╔══

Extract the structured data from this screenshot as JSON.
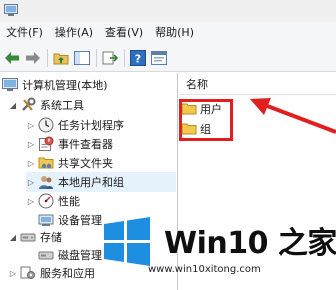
{
  "menubar": {
    "items": [
      "文件(F)",
      "操作(A)",
      "查看(V)",
      "帮助(H)"
    ]
  },
  "toolbar": {
    "buttons": [
      "back-icon",
      "forward-icon",
      "up-folder-icon",
      "show-tree-icon",
      "export-icon",
      "help-icon",
      "properties-icon"
    ]
  },
  "tree": {
    "root": "计算机管理(本地)",
    "system_tools": "系统工具",
    "task_scheduler": "任务计划程序",
    "event_viewer": "事件查看器",
    "shared_folders": "共享文件夹",
    "local_users": "本地用户和组",
    "performance": "性能",
    "device_manager": "设备管理",
    "storage": "存储",
    "disk_management": "磁盘管理",
    "services_apps": "服务和应用"
  },
  "list": {
    "column_name": "名称",
    "items": [
      "用户",
      "组"
    ]
  },
  "annotation": {
    "color": "#e02020"
  },
  "watermark": {
    "title": "Win10 之家",
    "url": "www.win10xitong.com",
    "logo_color": "#1e8ee0"
  }
}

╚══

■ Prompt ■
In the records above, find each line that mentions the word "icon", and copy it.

■ Result ■
      "back-icon",
      "forward-icon",
      "up-folder-icon",
      "show-tree-icon",
      "export-icon",
      "help-icon",
      "properties-icon"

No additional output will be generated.